## What you are asked to do
Find the word "airplane" in the data. Return every line where it appears.

## Input
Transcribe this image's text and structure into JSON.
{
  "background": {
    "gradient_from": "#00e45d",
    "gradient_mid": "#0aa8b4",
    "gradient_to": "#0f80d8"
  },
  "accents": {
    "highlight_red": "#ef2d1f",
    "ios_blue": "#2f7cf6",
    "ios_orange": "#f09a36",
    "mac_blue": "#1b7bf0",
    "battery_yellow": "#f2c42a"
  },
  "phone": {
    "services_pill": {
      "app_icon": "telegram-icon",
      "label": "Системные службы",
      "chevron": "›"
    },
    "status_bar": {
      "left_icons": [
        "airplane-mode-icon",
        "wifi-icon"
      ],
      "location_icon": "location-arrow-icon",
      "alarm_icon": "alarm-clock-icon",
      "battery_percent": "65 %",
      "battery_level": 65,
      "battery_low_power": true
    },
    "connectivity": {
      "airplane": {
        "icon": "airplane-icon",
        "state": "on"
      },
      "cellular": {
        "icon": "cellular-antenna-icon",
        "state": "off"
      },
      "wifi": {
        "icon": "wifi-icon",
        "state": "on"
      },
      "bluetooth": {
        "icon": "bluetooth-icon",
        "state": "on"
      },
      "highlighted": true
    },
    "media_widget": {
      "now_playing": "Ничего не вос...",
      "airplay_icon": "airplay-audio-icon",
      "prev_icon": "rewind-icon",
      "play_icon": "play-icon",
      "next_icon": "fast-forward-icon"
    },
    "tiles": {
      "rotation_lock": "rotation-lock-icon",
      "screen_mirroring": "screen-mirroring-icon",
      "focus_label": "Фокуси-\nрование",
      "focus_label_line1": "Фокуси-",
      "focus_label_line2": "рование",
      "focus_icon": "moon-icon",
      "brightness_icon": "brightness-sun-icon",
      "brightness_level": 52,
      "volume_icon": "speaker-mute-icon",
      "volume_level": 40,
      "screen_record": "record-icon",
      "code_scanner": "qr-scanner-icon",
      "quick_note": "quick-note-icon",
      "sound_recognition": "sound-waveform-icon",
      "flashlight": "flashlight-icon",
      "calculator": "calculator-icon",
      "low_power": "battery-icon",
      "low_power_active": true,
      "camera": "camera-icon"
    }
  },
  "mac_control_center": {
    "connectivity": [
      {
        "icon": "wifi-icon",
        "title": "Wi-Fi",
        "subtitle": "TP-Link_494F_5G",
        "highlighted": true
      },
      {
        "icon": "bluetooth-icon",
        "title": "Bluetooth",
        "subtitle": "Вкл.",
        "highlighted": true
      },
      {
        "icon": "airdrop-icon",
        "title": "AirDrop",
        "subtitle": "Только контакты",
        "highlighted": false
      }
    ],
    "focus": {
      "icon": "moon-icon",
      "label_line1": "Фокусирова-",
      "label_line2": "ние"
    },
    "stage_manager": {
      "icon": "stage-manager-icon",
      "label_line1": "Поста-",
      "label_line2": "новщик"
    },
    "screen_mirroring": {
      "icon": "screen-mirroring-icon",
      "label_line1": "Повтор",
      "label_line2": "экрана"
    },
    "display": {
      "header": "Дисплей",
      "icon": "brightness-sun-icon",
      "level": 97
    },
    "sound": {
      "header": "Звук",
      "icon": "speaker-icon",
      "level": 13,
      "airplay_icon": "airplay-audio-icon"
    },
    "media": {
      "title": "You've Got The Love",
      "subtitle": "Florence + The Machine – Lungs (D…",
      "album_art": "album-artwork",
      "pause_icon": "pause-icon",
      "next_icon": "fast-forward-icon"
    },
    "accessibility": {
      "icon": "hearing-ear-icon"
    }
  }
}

## Response area
        "airplane-mode-icon",
      "airplane": {
        "icon": "airplane-icon",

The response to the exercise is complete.